[[ THE INPUT open ]]
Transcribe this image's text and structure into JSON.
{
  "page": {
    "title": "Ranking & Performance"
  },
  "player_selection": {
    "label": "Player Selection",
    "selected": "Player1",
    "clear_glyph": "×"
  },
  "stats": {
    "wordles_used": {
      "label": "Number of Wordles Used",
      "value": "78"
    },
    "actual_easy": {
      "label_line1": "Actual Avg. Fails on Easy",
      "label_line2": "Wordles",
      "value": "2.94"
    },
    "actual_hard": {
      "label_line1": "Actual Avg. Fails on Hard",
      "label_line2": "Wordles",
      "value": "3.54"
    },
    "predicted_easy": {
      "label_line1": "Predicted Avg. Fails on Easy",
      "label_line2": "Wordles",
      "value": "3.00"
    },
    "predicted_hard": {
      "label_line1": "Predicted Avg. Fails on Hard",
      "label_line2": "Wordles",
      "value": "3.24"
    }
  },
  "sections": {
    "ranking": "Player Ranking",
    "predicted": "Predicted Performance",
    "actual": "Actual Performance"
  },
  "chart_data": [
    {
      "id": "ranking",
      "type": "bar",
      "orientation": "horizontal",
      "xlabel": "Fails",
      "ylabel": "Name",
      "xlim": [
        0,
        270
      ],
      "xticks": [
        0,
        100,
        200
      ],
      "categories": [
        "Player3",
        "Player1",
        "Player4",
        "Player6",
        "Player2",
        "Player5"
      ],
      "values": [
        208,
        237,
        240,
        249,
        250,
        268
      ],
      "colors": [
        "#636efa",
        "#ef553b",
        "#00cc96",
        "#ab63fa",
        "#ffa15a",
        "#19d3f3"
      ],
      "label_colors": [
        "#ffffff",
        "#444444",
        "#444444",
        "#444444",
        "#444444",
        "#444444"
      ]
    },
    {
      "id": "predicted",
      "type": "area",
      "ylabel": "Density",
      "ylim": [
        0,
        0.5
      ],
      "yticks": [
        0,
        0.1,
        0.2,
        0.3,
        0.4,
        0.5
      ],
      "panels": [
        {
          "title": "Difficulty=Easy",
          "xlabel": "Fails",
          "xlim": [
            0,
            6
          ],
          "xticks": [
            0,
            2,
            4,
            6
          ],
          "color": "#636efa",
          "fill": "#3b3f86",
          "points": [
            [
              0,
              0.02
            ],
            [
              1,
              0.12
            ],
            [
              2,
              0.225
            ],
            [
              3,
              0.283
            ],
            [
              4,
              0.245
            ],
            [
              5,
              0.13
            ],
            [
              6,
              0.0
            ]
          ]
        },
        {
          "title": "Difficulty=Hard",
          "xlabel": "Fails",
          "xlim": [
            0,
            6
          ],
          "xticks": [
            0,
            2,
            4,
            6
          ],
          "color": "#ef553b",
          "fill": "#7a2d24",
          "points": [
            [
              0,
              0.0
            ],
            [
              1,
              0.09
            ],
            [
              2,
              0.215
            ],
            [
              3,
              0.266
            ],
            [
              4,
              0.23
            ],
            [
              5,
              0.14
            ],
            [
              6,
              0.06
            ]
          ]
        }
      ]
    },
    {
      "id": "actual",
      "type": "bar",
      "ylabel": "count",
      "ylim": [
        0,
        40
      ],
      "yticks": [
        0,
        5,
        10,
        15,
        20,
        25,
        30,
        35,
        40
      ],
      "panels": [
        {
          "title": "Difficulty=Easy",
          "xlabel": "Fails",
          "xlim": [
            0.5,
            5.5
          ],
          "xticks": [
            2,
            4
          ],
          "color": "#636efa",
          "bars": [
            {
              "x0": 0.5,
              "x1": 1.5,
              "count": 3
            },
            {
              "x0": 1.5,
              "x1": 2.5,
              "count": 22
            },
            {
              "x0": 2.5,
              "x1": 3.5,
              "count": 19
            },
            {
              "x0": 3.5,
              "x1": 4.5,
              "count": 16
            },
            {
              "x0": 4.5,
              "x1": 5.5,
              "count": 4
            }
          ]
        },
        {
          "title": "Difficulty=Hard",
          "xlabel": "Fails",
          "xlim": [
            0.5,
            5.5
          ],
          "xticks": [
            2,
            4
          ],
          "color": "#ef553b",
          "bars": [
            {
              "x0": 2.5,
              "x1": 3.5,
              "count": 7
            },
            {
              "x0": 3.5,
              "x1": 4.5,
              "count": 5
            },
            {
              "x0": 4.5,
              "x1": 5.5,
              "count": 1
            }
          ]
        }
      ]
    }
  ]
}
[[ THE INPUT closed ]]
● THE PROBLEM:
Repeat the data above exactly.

● REPLY:
Transcribe this image's text and structure into JSON.
{
  "page": {
    "title": "Ranking & Performance"
  },
  "player_selection": {
    "label": "Player Selection",
    "selected": "Player1",
    "clear_glyph": "×"
  },
  "stats": {
    "wordles_used": {
      "label": "Number of Wordles Used",
      "value": "78"
    },
    "actual_easy": {
      "label_line1": "Actual Avg. Fails on Easy",
      "label_line2": "Wordles",
      "value": "2.94"
    },
    "actual_hard": {
      "label_line1": "Actual Avg. Fails on Hard",
      "label_line2": "Wordles",
      "value": "3.54"
    },
    "predicted_easy": {
      "label_line1": "Predicted Avg. Fails on Easy",
      "label_line2": "Wordles",
      "value": "3.00"
    },
    "predicted_hard": {
      "label_line1": "Predicted Avg. Fails on Hard",
      "label_line2": "Wordles",
      "value": "3.24"
    }
  },
  "sections": {
    "ranking": "Player Ranking",
    "predicted": "Predicted Performance",
    "actual": "Actual Performance"
  },
  "chart_data": [
    {
      "id": "ranking",
      "type": "bar",
      "orientation": "horizontal",
      "xlabel": "Fails",
      "ylabel": "Name",
      "xlim": [
        0,
        270
      ],
      "xticks": [
        0,
        100,
        200
      ],
      "categories": [
        "Player3",
        "Player1",
        "Player4",
        "Player6",
        "Player2",
        "Player5"
      ],
      "values": [
        208,
        237,
        240,
        249,
        250,
        268
      ],
      "colors": [
        "#636efa",
        "#ef553b",
        "#00cc96",
        "#ab63fa",
        "#ffa15a",
        "#19d3f3"
      ],
      "label_colors": [
        "#ffffff",
        "#444444",
        "#444444",
        "#444444",
        "#444444",
        "#444444"
      ]
    },
    {
      "id": "predicted",
      "type": "area",
      "ylabel": "Density",
      "ylim": [
        0,
        0.5
      ],
      "yticks": [
        0,
        0.1,
        0.2,
        0.3,
        0.4,
        0.5
      ],
      "panels": [
        {
          "title": "Difficulty=Easy",
          "xlabel": "Fails",
          "xlim": [
            0,
            6
          ],
          "xticks": [
            0,
            2,
            4,
            6
          ],
          "color": "#636efa",
          "fill": "#3b3f86",
          "points": [
            [
              0,
              0.02
            ],
            [
              1,
              0.12
            ],
            [
              2,
              0.225
            ],
            [
              3,
              0.283
            ],
            [
              4,
              0.245
            ],
            [
              5,
              0.13
            ],
            [
              6,
              0.0
            ]
          ]
        },
        {
          "title": "Difficulty=Hard",
          "xlabel": "Fails",
          "xlim": [
            0,
            6
          ],
          "xticks": [
            0,
            2,
            4,
            6
          ],
          "color": "#ef553b",
          "fill": "#7a2d24",
          "points": [
            [
              0,
              0.0
            ],
            [
              1,
              0.09
            ],
            [
              2,
              0.215
            ],
            [
              3,
              0.266
            ],
            [
              4,
              0.23
            ],
            [
              5,
              0.14
            ],
            [
              6,
              0.06
            ]
          ]
        }
      ]
    },
    {
      "id": "actual",
      "type": "bar",
      "ylabel": "count",
      "ylim": [
        0,
        40
      ],
      "yticks": [
        0,
        5,
        10,
        15,
        20,
        25,
        30,
        35,
        40
      ],
      "panels": [
        {
          "title": "Difficulty=Easy",
          "xlabel": "Fails",
          "xlim": [
            0.5,
            5.5
          ],
          "xticks": [
            2,
            4
          ],
          "color": "#636efa",
          "bars": [
            {
              "x0": 0.5,
              "x1": 1.5,
              "count": 3
            },
            {
              "x0": 1.5,
              "x1": 2.5,
              "count": 22
            },
            {
              "x0": 2.5,
              "x1": 3.5,
              "count": 19
            },
            {
              "x0": 3.5,
              "x1": 4.5,
              "count": 16
            },
            {
              "x0": 4.5,
              "x1": 5.5,
              "count": 4
            }
          ]
        },
        {
          "title": "Difficulty=Hard",
          "xlabel": "Fails",
          "xlim": [
            0.5,
            5.5
          ],
          "xticks": [
            2,
            4
          ],
          "color": "#ef553b",
          "bars": [
            {
              "x0": 2.5,
              "x1": 3.5,
              "count": 7
            },
            {
              "x0": 3.5,
              "x1": 4.5,
              "count": 5
            },
            {
              "x0": 4.5,
              "x1": 5.5,
              "count": 1
            }
          ]
        }
      ]
    }
  ]
}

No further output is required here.